## Available data
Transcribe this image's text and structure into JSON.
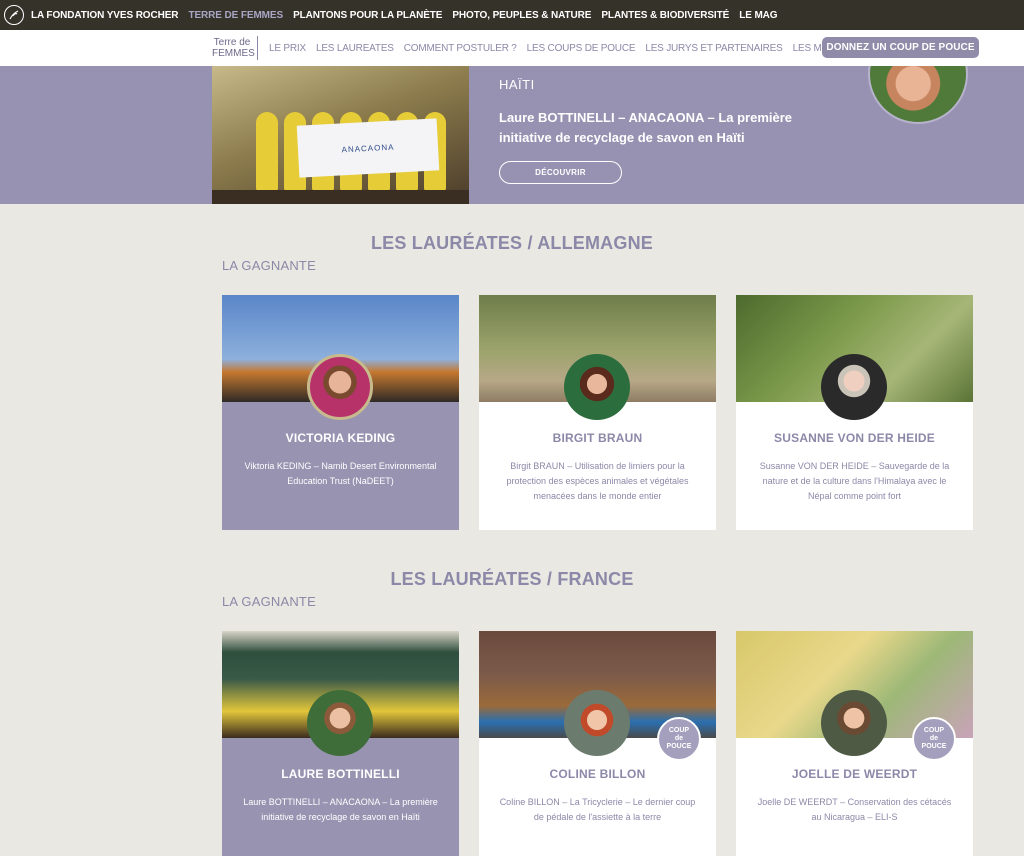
{
  "topnav": {
    "items": [
      {
        "label": "LA FONDATION YVES ROCHER"
      },
      {
        "label": "TERRE DE FEMMES"
      },
      {
        "label": "PLANTONS POUR LA PLANÈTE"
      },
      {
        "label": "PHOTO, PEUPLES & NATURE"
      },
      {
        "label": "PLANTES & BIODIVERSITÉ"
      },
      {
        "label": "LE MAG"
      }
    ],
    "active_index": 1,
    "colors": {
      "background": "#35322a",
      "active": "#a9a6c4"
    }
  },
  "subnav": {
    "brand_line1": "Terre de",
    "brand_line2": "FEMMES",
    "items": [
      {
        "label": "LE PRIX"
      },
      {
        "label": "LES LAUREATES"
      },
      {
        "label": "COMMENT POSTULER ?"
      },
      {
        "label": "LES COUPS DE POUCE"
      },
      {
        "label": "LES JURYS ET PARTENAIRES"
      },
      {
        "label": "LES MENTIONS SPÉCIALES"
      }
    ],
    "cta_label": "DONNEZ UN COUP DE POUCE"
  },
  "hero": {
    "country": "HAÏTI",
    "title": "Laure BOTTINELLI – ANACAONA – La première initiative de recyclage de savon en Haïti",
    "button_label": "DÉCOUVRIR",
    "banner_text": "ANACAONA"
  },
  "sections": [
    {
      "title": "LES LAURÉATES / ALLEMAGNE",
      "subtitle": "LA GAGNANTE",
      "cards": [
        {
          "name": "VICTORIA KEDING",
          "desc": "Viktoria KEDING – Namib Desert Environmental Education Trust (NaDEET)",
          "featured": true
        },
        {
          "name": "BIRGIT BRAUN",
          "desc": "Birgit BRAUN – Utilisation de limiers pour la protection des espèces animales et végétales menacées dans le monde entier",
          "featured": false
        },
        {
          "name": "SUSANNE VON DER HEIDE",
          "desc": "Susanne VON DER HEIDE – Sauvegarde de la nature et de la culture dans l'Himalaya avec le Népal comme point fort",
          "featured": false
        }
      ]
    },
    {
      "title": "LES LAURÉATES / FRANCE",
      "subtitle": "LA GAGNANTE",
      "cards": [
        {
          "name": "LAURE BOTTINELLI",
          "desc": "Laure BOTTINELLI – ANACAONA – La première initiative de recyclage de savon en Haïti",
          "featured": true
        },
        {
          "name": "COLINE BILLON",
          "desc": "Coline BILLON – La Tricyclerie – Le dernier coup de pédale de l'assiette à la terre",
          "featured": false,
          "badge": "coup-de-pouce"
        },
        {
          "name": "JOELLE DE WEERDT",
          "desc": "Joelle DE WEERDT – Conservation des cétacés au Nicaragua – ELI-S",
          "featured": false,
          "badge": "coup-de-pouce"
        }
      ]
    }
  ],
  "badge": {
    "line1": "COUP",
    "line2": "de",
    "line3": "POUCE"
  },
  "colors": {
    "accent": "#8c88a8",
    "hero_bg": "#9892b2",
    "page_bg": "#e9e8e2",
    "featured_card": "#9893b1"
  }
}
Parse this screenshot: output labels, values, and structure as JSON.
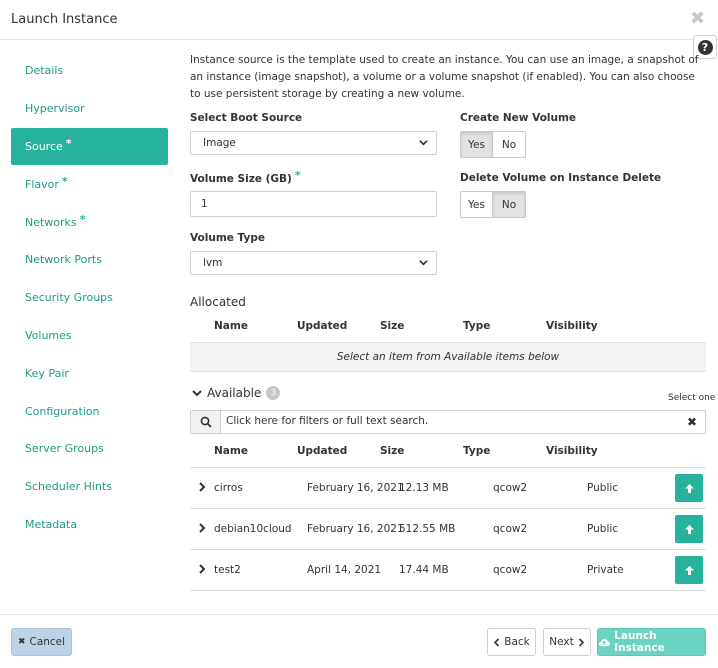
{
  "modal": {
    "title": "Launch Instance",
    "close_glyph": "✖",
    "help_glyph": "?"
  },
  "nav": {
    "items": [
      {
        "label": "Details",
        "required": false,
        "active": false
      },
      {
        "label": "Hypervisor",
        "required": false,
        "active": false
      },
      {
        "label": "Source",
        "required": true,
        "active": true
      },
      {
        "label": "Flavor",
        "required": true,
        "active": false
      },
      {
        "label": "Networks",
        "required": true,
        "active": false
      },
      {
        "label": "Network Ports",
        "required": false,
        "active": false
      },
      {
        "label": "Security Groups",
        "required": false,
        "active": false
      },
      {
        "label": "Volumes",
        "required": false,
        "active": false
      },
      {
        "label": "Key Pair",
        "required": false,
        "active": false
      },
      {
        "label": "Configuration",
        "required": false,
        "active": false
      },
      {
        "label": "Server Groups",
        "required": false,
        "active": false
      },
      {
        "label": "Scheduler Hints",
        "required": false,
        "active": false
      },
      {
        "label": "Metadata",
        "required": false,
        "active": false
      }
    ],
    "required_marker": "*"
  },
  "source": {
    "description": "Instance source is the template used to create an instance. You can use an image, a snapshot of an instance (image snapshot), a volume or a volume snapshot (if enabled). You can also choose to use persistent storage by creating a new volume.",
    "boot_source": {
      "label": "Select Boot Source",
      "value": "Image"
    },
    "create_volume": {
      "label": "Create New Volume",
      "yes": "Yes",
      "no": "No",
      "selected": "yes"
    },
    "volume_size": {
      "label": "Volume Size (GB)",
      "value": "1",
      "required_marker": "*"
    },
    "delete_on_terminate": {
      "label": "Delete Volume on Instance Delete",
      "yes": "Yes",
      "no": "No",
      "selected": "no"
    },
    "volume_type": {
      "label": "Volume Type",
      "value": "lvm"
    }
  },
  "allocated": {
    "title": "Allocated",
    "columns": [
      "Name",
      "Updated",
      "Size",
      "Type",
      "Visibility"
    ],
    "empty_message": "Select an item from Available items below"
  },
  "available": {
    "title": "Available",
    "count": "3",
    "select_hint": "Select one",
    "search_placeholder": "Click here for filters or full text search.",
    "columns": [
      "Name",
      "Updated",
      "Size",
      "Type",
      "Visibility"
    ],
    "rows": [
      {
        "name": "cirros",
        "updated": "February 16, 2021",
        "size": "12.13 MB",
        "type": "qcow2",
        "visibility": "Public"
      },
      {
        "name": "debian10cloud",
        "updated": "February 16, 2021",
        "size": "512.55 MB",
        "type": "qcow2",
        "visibility": "Public"
      },
      {
        "name": "test2",
        "updated": "April 14, 2021",
        "size": "17.44 MB",
        "type": "qcow2",
        "visibility": "Private"
      }
    ]
  },
  "footer": {
    "cancel": "Cancel",
    "back": "Back",
    "next": "Next",
    "launch": "Launch Instance"
  },
  "colors": {
    "accent": "#27b39b",
    "launch_button": "#6ad3c2",
    "cancel_button": "#bcd3e6"
  },
  "icons": [
    "close-icon",
    "help-icon",
    "chevron-down-icon",
    "chevron-down-icon",
    "search-icon",
    "clear-icon",
    "chevron-right-icon",
    "arrow-up-icon",
    "close-icon",
    "chevron-left-icon",
    "chevron-right-icon",
    "cloud-upload-icon"
  ]
}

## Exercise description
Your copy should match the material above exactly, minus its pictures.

## Solution to this exercise
Transcribe this image's text and structure into JSON.
{
  "topnav": {
    "items": [
      {
        "label": "LA FONDATION YVES ROCHER"
      },
      {
        "label": "TERRE DE FEMMES"
      },
      {
        "label": "PLANTONS POUR LA PLANÈTE"
      },
      {
        "label": "PHOTO, PEUPLES & NATURE"
      },
      {
        "label": "PLANTES & BIODIVERSITÉ"
      },
      {
        "label": "LE MAG"
      }
    ],
    "active_index": 1,
    "colors": {
      "background": "#35322a",
      "active": "#a9a6c4"
    }
  },
  "subnav": {
    "brand_line1": "Terre de",
    "brand_line2": "FEMMES",
    "items": [
      {
        "label": "LE PRIX"
      },
      {
        "label": "LES LAUREATES"
      },
      {
        "label": "COMMENT POSTULER ?"
      },
      {
        "label": "LES COUPS DE POUCE"
      },
      {
        "label": "LES JURYS ET PARTENAIRES"
      },
      {
        "label": "LES MENTIONS SPÉCIALES"
      }
    ],
    "cta_label": "DONNEZ UN COUP DE POUCE"
  },
  "hero": {
    "country": "HAÏTI",
    "title": "Laure BOTTINELLI – ANACAONA – La première initiative de recyclage de savon en Haïti",
    "button_label": "DÉCOUVRIR",
    "banner_text": "ANACAONA"
  },
  "sections": [
    {
      "title": "LES LAURÉATES / ALLEMAGNE",
      "subtitle": "LA GAGNANTE",
      "cards": [
        {
          "name": "VICTORIA KEDING",
          "desc": "Viktoria KEDING – Namib Desert Environmental Education Trust (NaDEET)",
          "featured": true
        },
        {
          "name": "BIRGIT BRAUN",
          "desc": "Birgit BRAUN – Utilisation de limiers pour la protection des espèces animales et végétales menacées dans le monde entier",
          "featured": false
        },
        {
          "name": "SUSANNE VON DER HEIDE",
          "desc": "Susanne VON DER HEIDE – Sauvegarde de la nature et de la culture dans l'Himalaya avec le Népal comme point fort",
          "featured": false
        }
      ]
    },
    {
      "title": "LES LAURÉATES / FRANCE",
      "subtitle": "LA GAGNANTE",
      "cards": [
        {
          "name": "LAURE BOTTINELLI",
          "desc": "Laure BOTTINELLI – ANACAONA – La première initiative de recyclage de savon en Haïti",
          "featured": true
        },
        {
          "name": "COLINE BILLON",
          "desc": "Coline BILLON – La Tricyclerie – Le dernier coup de pédale de l'assiette à la terre",
          "featured": false,
          "badge": "coup-de-pouce"
        },
        {
          "name": "JOELLE DE WEERDT",
          "desc": "Joelle DE WEERDT – Conservation des cétacés au Nicaragua – ELI-S",
          "featured": false,
          "badge": "coup-de-pouce"
        }
      ]
    }
  ],
  "badge": {
    "line1": "COUP",
    "line2": "de",
    "line3": "POUCE"
  },
  "colors": {
    "accent": "#8c88a8",
    "hero_bg": "#9892b2",
    "page_bg": "#e9e8e2",
    "featured_card": "#9893b1"
  }
}
Parse this screenshot: output labels, values, and structure as JSON.
{
  "modal": {
    "title": "Launch Instance",
    "close_glyph": "✖",
    "help_glyph": "?"
  },
  "nav": {
    "items": [
      {
        "label": "Details",
        "required": false,
        "active": false
      },
      {
        "label": "Hypervisor",
        "required": false,
        "active": false
      },
      {
        "label": "Source",
        "required": true,
        "active": true
      },
      {
        "label": "Flavor",
        "required": true,
        "active": false
      },
      {
        "label": "Networks",
        "required": true,
        "active": false
      },
      {
        "label": "Network Ports",
        "required": false,
        "active": false
      },
      {
        "label": "Security Groups",
        "required": false,
        "active": false
      },
      {
        "label": "Volumes",
        "required": false,
        "active": false
      },
      {
        "label": "Key Pair",
        "required": false,
        "active": false
      },
      {
        "label": "Configuration",
        "required": false,
        "active": false
      },
      {
        "label": "Server Groups",
        "required": false,
        "active": false
      },
      {
        "label": "Scheduler Hints",
        "required": false,
        "active": false
      },
      {
        "label": "Metadata",
        "required": false,
        "active": false
      }
    ],
    "required_marker": "*"
  },
  "source": {
    "description": "Instance source is the template used to create an instance. You can use an image, a snapshot of an instance (image snapshot), a volume or a volume snapshot (if enabled). You can also choose to use persistent storage by creating a new volume.",
    "boot_source": {
      "label": "Select Boot Source",
      "value": "Image"
    },
    "create_volume": {
      "label": "Create New Volume",
      "yes": "Yes",
      "no": "No",
      "selected": "yes"
    },
    "volume_size": {
      "label": "Volume Size (GB)",
      "value": "1",
      "required_marker": "*"
    },
    "delete_on_terminate": {
      "label": "Delete Volume on Instance Delete",
      "yes": "Yes",
      "no": "No",
      "selected": "no"
    },
    "volume_type": {
      "label": "Volume Type",
      "value": "lvm"
    }
  },
  "allocated": {
    "title": "Allocated",
    "columns": [
      "Name",
      "Updated",
      "Size",
      "Type",
      "Visibility"
    ],
    "empty_message": "Select an item from Available items below"
  },
  "available": {
    "title": "Available",
    "count": "3",
    "select_hint": "Select one",
    "search_placeholder": "Click here for filters or full text search.",
    "columns": [
      "Name",
      "Updated",
      "Size",
      "Type",
      "Visibility"
    ],
    "rows": [
      {
        "name": "cirros",
        "updated": "February 16, 2021",
        "size": "12.13 MB",
        "type": "qcow2",
        "visibility": "Public"
      },
      {
        "name": "debian10cloud",
        "updated": "February 16, 2021",
        "size": "512.55 MB",
        "type": "qcow2",
        "visibility": "Public"
      },
      {
        "name": "test2",
        "updated": "April 14, 2021",
        "size": "17.44 MB",
        "type": "qcow2",
        "visibility": "Private"
      }
    ]
  },
  "footer": {
    "cancel": "Cancel",
    "back": "Back",
    "next": "Next",
    "launch": "Launch Instance"
  },
  "colors": {
    "accent": "#27b39b",
    "launch_button": "#6ad3c2",
    "cancel_button": "#bcd3e6"
  },
  "icons": [
    "close-icon",
    "help-icon",
    "chevron-down-icon",
    "chevron-down-icon",
    "search-icon",
    "clear-icon",
    "chevron-right-icon",
    "arrow-up-icon",
    "close-icon",
    "chevron-left-icon",
    "chevron-right-icon",
    "cloud-upload-icon"
  ]
}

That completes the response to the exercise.